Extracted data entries
|---|

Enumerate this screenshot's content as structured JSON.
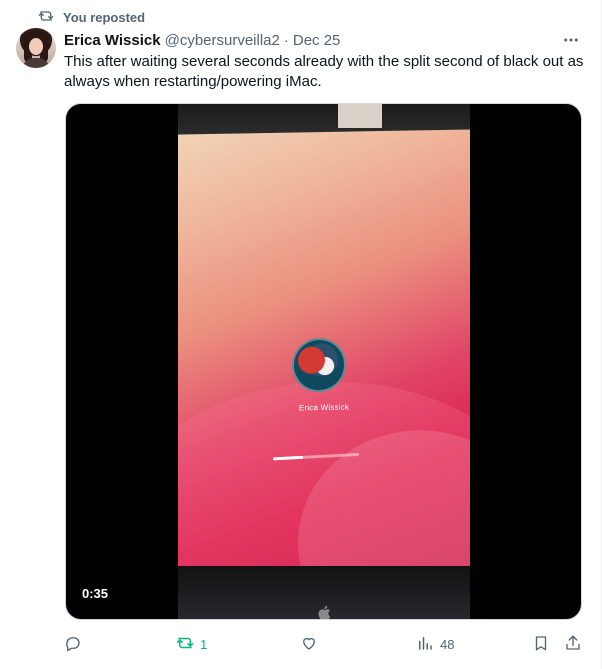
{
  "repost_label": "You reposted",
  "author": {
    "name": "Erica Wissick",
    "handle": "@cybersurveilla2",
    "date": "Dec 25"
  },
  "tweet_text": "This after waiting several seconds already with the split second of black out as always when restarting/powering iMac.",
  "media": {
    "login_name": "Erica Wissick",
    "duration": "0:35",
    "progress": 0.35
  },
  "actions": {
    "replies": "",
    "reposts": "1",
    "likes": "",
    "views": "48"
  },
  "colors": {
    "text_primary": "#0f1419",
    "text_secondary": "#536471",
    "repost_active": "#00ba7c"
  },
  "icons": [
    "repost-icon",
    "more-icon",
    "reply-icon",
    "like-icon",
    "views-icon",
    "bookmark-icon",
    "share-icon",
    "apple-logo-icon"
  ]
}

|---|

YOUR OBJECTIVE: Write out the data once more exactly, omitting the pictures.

THE COMPLETED TASK:
Enumerate this screenshot's content as structured JSON.
{
  "repost_label": "You reposted",
  "author": {
    "name": "Erica Wissick",
    "handle": "@cybersurveilla2",
    "date": "Dec 25"
  },
  "tweet_text": "This after waiting several seconds already with the split second of black out as always when restarting/powering iMac.",
  "media": {
    "login_name": "Erica Wissick",
    "duration": "0:35",
    "progress": 0.35
  },
  "actions": {
    "replies": "",
    "reposts": "1",
    "likes": "",
    "views": "48"
  },
  "colors": {
    "text_primary": "#0f1419",
    "text_secondary": "#536471",
    "repost_active": "#00ba7c"
  },
  "icons": [
    "repost-icon",
    "more-icon",
    "reply-icon",
    "like-icon",
    "views-icon",
    "bookmark-icon",
    "share-icon",
    "apple-logo-icon"
  ]
}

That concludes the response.